Work instruction -> Report every line of the data that includes "Zahlen".

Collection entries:
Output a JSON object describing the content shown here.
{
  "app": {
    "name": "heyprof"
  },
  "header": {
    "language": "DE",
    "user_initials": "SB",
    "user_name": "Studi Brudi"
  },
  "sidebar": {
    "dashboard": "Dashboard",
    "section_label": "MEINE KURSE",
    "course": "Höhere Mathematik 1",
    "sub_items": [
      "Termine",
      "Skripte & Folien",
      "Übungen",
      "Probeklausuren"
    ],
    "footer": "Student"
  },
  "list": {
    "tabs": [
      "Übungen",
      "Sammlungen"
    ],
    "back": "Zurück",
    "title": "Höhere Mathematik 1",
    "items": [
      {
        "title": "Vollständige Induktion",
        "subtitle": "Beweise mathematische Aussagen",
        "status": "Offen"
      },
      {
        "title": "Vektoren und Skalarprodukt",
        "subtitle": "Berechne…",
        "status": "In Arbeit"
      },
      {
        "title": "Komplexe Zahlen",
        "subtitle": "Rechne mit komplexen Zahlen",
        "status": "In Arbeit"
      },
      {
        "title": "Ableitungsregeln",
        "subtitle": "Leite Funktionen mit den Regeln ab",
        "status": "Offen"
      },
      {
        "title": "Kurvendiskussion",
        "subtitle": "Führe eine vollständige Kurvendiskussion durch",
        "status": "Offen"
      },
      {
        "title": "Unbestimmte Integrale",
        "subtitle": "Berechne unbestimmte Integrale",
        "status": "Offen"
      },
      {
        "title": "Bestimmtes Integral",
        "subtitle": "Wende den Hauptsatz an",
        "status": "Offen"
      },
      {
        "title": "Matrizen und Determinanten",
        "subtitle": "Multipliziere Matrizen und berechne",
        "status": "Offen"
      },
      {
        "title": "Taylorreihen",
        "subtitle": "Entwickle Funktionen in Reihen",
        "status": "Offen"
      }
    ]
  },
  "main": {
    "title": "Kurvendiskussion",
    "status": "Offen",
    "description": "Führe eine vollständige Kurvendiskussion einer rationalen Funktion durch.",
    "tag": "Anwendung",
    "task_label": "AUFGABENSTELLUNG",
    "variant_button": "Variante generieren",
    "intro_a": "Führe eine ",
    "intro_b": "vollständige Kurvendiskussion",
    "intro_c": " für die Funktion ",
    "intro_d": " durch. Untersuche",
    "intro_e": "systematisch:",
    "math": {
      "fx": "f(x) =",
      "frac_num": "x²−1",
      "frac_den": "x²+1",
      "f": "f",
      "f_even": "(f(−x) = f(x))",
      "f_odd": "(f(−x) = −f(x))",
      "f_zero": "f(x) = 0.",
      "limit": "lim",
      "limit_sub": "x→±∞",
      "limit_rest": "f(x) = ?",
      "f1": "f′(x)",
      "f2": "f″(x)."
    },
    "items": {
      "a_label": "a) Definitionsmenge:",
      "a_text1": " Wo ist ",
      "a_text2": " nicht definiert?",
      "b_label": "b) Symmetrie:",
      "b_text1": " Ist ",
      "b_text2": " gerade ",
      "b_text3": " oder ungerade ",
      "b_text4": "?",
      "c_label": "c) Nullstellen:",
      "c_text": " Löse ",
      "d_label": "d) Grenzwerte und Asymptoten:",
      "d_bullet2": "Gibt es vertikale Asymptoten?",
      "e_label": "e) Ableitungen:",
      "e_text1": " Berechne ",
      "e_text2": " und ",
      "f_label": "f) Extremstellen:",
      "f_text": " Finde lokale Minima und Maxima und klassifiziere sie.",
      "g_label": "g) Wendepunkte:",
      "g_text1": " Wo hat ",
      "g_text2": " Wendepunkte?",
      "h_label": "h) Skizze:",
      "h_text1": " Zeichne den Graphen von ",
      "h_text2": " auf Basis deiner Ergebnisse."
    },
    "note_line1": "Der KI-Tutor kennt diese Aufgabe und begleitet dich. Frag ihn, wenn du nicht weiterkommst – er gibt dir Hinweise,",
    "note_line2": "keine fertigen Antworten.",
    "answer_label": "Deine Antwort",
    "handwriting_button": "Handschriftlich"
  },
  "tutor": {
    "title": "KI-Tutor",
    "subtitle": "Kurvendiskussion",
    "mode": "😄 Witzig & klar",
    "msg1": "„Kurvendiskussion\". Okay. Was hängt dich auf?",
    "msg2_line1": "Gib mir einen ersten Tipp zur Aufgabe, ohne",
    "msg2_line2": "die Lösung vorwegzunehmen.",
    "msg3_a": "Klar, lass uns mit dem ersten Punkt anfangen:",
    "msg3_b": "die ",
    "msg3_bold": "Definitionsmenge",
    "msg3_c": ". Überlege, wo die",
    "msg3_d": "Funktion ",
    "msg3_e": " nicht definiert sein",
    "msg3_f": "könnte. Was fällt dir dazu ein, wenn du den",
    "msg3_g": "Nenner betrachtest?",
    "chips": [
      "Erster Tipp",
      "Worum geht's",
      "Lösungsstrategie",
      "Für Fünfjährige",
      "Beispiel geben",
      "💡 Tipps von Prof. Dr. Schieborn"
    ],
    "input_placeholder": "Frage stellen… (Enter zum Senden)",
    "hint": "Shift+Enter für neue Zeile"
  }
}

Result of the exercise ->
        "title": "Komplexe Zahlen",
        "subtitle": "Rechne mit komplexen Zahlen",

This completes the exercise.